Assignment - From the entries that follow, report every line in which "JSON" occurs.

Records -
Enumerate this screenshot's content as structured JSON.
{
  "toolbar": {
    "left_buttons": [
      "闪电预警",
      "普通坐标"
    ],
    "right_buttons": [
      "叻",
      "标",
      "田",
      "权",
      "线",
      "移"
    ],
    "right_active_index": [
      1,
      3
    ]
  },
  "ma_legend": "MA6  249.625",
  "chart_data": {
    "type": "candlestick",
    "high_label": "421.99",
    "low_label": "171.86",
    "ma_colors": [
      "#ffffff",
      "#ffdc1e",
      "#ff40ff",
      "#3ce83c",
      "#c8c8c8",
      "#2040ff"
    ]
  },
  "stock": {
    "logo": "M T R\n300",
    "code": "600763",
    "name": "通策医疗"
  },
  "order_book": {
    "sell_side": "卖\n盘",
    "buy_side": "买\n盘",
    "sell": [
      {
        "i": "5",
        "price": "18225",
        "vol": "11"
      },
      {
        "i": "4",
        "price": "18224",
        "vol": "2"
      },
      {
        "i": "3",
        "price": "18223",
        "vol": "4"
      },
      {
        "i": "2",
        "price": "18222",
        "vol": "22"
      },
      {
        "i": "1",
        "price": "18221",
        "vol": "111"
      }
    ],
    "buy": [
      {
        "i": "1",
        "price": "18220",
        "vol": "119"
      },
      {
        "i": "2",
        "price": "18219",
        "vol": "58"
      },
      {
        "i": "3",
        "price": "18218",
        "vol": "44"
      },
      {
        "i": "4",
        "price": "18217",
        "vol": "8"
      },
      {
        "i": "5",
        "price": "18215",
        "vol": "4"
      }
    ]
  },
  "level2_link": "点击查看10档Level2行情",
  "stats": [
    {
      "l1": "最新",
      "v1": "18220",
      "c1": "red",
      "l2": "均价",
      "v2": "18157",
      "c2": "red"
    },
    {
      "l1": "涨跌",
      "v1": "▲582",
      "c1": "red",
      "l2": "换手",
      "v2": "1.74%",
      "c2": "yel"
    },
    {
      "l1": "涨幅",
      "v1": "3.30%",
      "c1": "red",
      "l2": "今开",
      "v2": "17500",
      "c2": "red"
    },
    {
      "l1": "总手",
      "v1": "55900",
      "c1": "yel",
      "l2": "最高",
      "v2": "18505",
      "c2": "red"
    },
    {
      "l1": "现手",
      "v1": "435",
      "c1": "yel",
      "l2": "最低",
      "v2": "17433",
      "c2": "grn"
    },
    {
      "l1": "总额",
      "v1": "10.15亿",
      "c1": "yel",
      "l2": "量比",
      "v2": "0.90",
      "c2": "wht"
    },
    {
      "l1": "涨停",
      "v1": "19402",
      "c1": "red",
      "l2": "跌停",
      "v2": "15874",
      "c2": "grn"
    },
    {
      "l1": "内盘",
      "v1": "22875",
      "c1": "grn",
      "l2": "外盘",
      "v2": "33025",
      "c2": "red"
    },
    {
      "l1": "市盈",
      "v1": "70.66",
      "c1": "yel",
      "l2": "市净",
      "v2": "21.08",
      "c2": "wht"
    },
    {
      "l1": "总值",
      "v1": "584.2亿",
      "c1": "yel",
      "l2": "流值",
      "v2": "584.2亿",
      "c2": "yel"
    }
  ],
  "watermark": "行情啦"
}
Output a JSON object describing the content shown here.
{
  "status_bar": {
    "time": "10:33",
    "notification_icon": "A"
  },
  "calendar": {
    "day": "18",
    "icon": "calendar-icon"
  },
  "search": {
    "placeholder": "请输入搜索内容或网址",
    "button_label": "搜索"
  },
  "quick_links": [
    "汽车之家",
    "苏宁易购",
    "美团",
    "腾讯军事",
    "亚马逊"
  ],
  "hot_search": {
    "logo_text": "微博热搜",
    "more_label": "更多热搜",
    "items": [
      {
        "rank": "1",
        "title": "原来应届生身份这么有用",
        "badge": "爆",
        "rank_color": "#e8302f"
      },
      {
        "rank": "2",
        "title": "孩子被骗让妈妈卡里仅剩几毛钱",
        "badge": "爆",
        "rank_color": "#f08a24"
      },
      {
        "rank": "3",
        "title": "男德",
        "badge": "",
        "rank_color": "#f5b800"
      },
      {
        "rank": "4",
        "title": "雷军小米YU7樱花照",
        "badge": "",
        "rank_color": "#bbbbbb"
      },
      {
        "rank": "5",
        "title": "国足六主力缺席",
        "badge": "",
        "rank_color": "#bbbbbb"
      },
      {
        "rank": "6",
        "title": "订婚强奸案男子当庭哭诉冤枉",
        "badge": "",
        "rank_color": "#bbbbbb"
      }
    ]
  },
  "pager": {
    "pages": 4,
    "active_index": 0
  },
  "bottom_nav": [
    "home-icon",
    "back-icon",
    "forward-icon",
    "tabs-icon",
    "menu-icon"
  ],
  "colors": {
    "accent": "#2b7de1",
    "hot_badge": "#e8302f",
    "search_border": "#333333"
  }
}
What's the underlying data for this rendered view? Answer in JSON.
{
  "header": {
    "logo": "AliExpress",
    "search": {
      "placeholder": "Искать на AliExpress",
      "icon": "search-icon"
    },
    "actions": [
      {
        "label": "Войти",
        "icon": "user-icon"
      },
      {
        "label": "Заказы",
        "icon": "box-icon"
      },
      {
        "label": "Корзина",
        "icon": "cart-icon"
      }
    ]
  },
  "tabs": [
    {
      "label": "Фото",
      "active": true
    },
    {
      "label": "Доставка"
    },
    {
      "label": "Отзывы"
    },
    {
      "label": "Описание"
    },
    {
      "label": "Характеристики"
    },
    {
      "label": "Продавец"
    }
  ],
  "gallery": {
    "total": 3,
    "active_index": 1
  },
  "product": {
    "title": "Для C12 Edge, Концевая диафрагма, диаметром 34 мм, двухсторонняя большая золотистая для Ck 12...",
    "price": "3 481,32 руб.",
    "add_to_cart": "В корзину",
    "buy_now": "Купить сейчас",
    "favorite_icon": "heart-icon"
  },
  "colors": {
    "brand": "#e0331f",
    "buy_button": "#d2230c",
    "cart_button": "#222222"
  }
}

Finished task -
Enumerate this screenshot's content as structured JSON.
Output a JSON object describing the content shown here.
What's the underlying data for this rendered view? Answer in JSON.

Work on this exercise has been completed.